▸ **Exercise requirements**
Word for word, repeat each entry that follows.

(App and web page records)

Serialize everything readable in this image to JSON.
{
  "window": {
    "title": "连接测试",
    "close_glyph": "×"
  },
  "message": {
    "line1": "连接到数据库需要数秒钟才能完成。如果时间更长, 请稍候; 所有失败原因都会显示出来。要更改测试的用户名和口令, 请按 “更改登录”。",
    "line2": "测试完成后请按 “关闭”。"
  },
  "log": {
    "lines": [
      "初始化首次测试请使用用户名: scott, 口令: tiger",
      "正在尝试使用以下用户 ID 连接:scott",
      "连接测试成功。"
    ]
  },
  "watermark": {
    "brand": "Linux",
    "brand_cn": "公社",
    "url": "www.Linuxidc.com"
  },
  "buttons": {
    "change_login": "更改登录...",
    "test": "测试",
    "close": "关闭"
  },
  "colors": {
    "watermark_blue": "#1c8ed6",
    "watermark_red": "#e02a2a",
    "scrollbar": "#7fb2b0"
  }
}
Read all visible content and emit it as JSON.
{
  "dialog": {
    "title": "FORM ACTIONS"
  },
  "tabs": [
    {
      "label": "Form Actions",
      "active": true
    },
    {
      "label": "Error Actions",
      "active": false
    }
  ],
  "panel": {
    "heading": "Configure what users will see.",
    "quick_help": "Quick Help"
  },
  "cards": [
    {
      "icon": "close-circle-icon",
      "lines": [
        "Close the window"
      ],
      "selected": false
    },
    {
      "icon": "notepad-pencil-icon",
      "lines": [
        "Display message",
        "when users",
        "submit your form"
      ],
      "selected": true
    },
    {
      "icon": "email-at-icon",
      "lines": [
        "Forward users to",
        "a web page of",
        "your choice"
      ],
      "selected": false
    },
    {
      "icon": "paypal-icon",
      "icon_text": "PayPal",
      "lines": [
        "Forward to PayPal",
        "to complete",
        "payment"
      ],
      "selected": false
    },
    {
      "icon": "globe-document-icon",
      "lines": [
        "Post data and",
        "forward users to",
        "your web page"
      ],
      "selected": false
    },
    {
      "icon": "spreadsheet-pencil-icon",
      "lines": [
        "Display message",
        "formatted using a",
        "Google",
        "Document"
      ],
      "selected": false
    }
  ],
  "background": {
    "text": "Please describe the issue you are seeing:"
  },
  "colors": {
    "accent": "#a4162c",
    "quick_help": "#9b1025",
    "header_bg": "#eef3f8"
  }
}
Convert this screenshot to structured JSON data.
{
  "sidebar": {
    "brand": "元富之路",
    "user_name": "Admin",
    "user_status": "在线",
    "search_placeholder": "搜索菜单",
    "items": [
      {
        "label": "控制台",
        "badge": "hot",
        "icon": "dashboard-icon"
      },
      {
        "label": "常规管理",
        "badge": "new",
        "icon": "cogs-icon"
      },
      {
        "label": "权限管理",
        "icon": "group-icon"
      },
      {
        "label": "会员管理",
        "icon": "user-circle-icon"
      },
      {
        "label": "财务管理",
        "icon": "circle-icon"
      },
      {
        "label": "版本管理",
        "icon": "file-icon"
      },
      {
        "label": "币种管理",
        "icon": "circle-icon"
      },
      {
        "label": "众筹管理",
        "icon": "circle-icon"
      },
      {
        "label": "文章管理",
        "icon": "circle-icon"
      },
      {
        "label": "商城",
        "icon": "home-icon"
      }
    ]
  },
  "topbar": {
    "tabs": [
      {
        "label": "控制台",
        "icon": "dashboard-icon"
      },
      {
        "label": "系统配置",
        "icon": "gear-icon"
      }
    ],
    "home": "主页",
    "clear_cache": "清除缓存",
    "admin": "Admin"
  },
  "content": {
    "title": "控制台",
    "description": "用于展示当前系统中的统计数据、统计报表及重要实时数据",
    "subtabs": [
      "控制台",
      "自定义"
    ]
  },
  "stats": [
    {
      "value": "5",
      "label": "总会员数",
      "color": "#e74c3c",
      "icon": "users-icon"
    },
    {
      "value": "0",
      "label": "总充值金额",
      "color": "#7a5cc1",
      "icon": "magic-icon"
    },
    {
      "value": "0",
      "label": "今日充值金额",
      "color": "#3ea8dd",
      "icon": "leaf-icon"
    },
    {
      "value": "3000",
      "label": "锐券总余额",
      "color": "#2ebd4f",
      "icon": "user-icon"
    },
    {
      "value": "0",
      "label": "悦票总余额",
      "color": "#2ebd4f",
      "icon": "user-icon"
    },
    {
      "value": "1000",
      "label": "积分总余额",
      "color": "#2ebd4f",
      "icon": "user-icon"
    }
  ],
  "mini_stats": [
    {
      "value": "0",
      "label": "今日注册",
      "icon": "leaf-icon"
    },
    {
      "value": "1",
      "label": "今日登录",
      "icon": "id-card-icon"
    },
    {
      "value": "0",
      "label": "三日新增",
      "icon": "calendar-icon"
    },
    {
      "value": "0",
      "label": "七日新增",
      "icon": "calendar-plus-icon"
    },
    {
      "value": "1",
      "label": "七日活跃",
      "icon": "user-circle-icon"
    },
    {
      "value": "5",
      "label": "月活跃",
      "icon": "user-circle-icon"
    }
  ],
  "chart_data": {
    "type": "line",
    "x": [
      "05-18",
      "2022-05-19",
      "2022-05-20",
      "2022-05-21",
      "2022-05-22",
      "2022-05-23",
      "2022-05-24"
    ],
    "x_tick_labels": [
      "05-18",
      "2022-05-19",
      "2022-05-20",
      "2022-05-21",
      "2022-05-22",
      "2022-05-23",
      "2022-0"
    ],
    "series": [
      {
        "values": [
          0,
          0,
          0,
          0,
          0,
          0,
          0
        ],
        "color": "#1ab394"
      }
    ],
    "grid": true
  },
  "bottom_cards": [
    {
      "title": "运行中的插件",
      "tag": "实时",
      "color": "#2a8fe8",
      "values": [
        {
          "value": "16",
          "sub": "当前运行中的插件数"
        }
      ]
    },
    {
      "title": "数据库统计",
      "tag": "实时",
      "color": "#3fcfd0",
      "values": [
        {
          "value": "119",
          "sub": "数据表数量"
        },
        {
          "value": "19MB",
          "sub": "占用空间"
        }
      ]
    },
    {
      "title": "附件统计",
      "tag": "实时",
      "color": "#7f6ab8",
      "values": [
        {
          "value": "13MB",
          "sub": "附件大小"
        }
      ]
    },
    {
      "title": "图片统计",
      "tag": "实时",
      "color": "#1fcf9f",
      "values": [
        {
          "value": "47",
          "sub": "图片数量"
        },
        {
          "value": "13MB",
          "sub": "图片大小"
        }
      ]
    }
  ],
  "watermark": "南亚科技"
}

▸ **Answer area**
Serialize everything readable in this image to JSON.
{
  "window": {
    "title": "连接测试",
    "close_glyph": "×"
  },
  "message": {
    "line1": "连接到数据库需要数秒钟才能完成。如果时间更长, 请稍候; 所有失败原因都会显示出来。要更改测试的用户名和口令, 请按 “更改登录”。",
    "line2": "测试完成后请按 “关闭”。"
  },
  "log": {
    "lines": [
      "初始化首次测试请使用用户名: scott, 口令: tiger",
      "正在尝试使用以下用户 ID 连接:scott",
      "连接测试成功。"
    ]
  },
  "watermark": {
    "brand": "Linux",
    "brand_cn": "公社",
    "url": "www.Linuxidc.com"
  },
  "buttons": {
    "change_login": "更改登录...",
    "test": "测试",
    "close": "关闭"
  },
  "colors": {
    "watermark_blue": "#1c8ed6",
    "watermark_red": "#e02a2a",
    "scrollbar": "#7fb2b0"
  }
}
Read all visible content and emit it as JSON.
{
  "dialog": {
    "title": "FORM ACTIONS"
  },
  "tabs": [
    {
      "label": "Form Actions",
      "active": true
    },
    {
      "label": "Error Actions",
      "active": false
    }
  ],
  "panel": {
    "heading": "Configure what users will see.",
    "quick_help": "Quick Help"
  },
  "cards": [
    {
      "icon": "close-circle-icon",
      "lines": [
        "Close the window"
      ],
      "selected": false
    },
    {
      "icon": "notepad-pencil-icon",
      "lines": [
        "Display message",
        "when users",
        "submit your form"
      ],
      "selected": true
    },
    {
      "icon": "email-at-icon",
      "lines": [
        "Forward users to",
        "a web page of",
        "your choice"
      ],
      "selected": false
    },
    {
      "icon": "paypal-icon",
      "icon_text": "PayPal",
      "lines": [
        "Forward to PayPal",
        "to complete",
        "payment"
      ],
      "selected": false
    },
    {
      "icon": "globe-document-icon",
      "lines": [
        "Post data and",
        "forward users to",
        "your web page"
      ],
      "selected": false
    },
    {
      "icon": "spreadsheet-pencil-icon",
      "lines": [
        "Display message",
        "formatted using a",
        "Google",
        "Document"
      ],
      "selected": false
    }
  ],
  "background": {
    "text": "Please describe the issue you are seeing:"
  },
  "colors": {
    "accent": "#a4162c",
    "quick_help": "#9b1025",
    "header_bg": "#eef3f8"
  }
}
Convert this screenshot to structured JSON data.
{
  "sidebar": {
    "brand": "元富之路",
    "user_name": "Admin",
    "user_status": "在线",
    "search_placeholder": "搜索菜单",
    "items": [
      {
        "label": "控制台",
        "badge": "hot",
        "icon": "dashboard-icon"
      },
      {
        "label": "常规管理",
        "badge": "new",
        "icon": "cogs-icon"
      },
      {
        "label": "权限管理",
        "icon": "group-icon"
      },
      {
        "label": "会员管理",
        "icon": "user-circle-icon"
      },
      {
        "label": "财务管理",
        "icon": "circle-icon"
      },
      {
        "label": "版本管理",
        "icon": "file-icon"
      },
      {
        "label": "币种管理",
        "icon": "circle-icon"
      },
      {
        "label": "众筹管理",
        "icon": "circle-icon"
      },
      {
        "label": "文章管理",
        "icon": "circle-icon"
      },
      {
        "label": "商城",
        "icon": "home-icon"
      }
    ]
  },
  "topbar": {
    "tabs": [
      {
        "label": "控制台",
        "icon": "dashboard-icon"
      },
      {
        "label": "系统配置",
        "icon": "gear-icon"
      }
    ],
    "home": "主页",
    "clear_cache": "清除缓存",
    "admin": "Admin"
  },
  "content": {
    "title": "控制台",
    "description": "用于展示当前系统中的统计数据、统计报表及重要实时数据",
    "subtabs": [
      "控制台",
      "自定义"
    ]
  },
  "stats": [
    {
      "value": "5",
      "label": "总会员数",
      "color": "#e74c3c",
      "icon": "users-icon"
    },
    {
      "value": "0",
      "label": "总充值金额",
      "color": "#7a5cc1",
      "icon": "magic-icon"
    },
    {
      "value": "0",
      "label": "今日充值金额",
      "color": "#3ea8dd",
      "icon": "leaf-icon"
    },
    {
      "value": "3000",
      "label": "锐券总余额",
      "color": "#2ebd4f",
      "icon": "user-icon"
    },
    {
      "value": "0",
      "label": "悦票总余额",
      "color": "#2ebd4f",
      "icon": "user-icon"
    },
    {
      "value": "1000",
      "label": "积分总余额",
      "color": "#2ebd4f",
      "icon": "user-icon"
    }
  ],
  "mini_stats": [
    {
      "value": "0",
      "label": "今日注册",
      "icon": "leaf-icon"
    },
    {
      "value": "1",
      "label": "今日登录",
      "icon": "id-card-icon"
    },
    {
      "value": "0",
      "label": "三日新增",
      "icon": "calendar-icon"
    },
    {
      "value": "0",
      "label": "七日新增",
      "icon": "calendar-plus-icon"
    },
    {
      "value": "1",
      "label": "七日活跃",
      "icon": "user-circle-icon"
    },
    {
      "value": "5",
      "label": "月活跃",
      "icon": "user-circle-icon"
    }
  ],
  "chart_data": {
    "type": "line",
    "x": [
      "05-18",
      "2022-05-19",
      "2022-05-20",
      "2022-05-21",
      "2022-05-22",
      "2022-05-23",
      "2022-05-24"
    ],
    "x_tick_labels": [
      "05-18",
      "2022-05-19",
      "2022-05-20",
      "2022-05-21",
      "2022-05-22",
      "2022-05-23",
      "2022-0"
    ],
    "series": [
      {
        "values": [
          0,
          0,
          0,
          0,
          0,
          0,
          0
        ],
        "color": "#1ab394"
      }
    ],
    "grid": true
  },
  "bottom_cards": [
    {
      "title": "运行中的插件",
      "tag": "实时",
      "color": "#2a8fe8",
      "values": [
        {
          "value": "16",
          "sub": "当前运行中的插件数"
        }
      ]
    },
    {
      "title": "数据库统计",
      "tag": "实时",
      "color": "#3fcfd0",
      "values": [
        {
          "value": "119",
          "sub": "数据表数量"
        },
        {
          "value": "19MB",
          "sub": "占用空间"
        }
      ]
    },
    {
      "title": "附件统计",
      "tag": "实时",
      "color": "#7f6ab8",
      "values": [
        {
          "value": "13MB",
          "sub": "附件大小"
        }
      ]
    },
    {
      "title": "图片统计",
      "tag": "实时",
      "color": "#1fcf9f",
      "values": [
        {
          "value": "47",
          "sub": "图片数量"
        },
        {
          "value": "13MB",
          "sub": "图片大小"
        }
      ]
    }
  ],
  "watermark": "南亚科技"
}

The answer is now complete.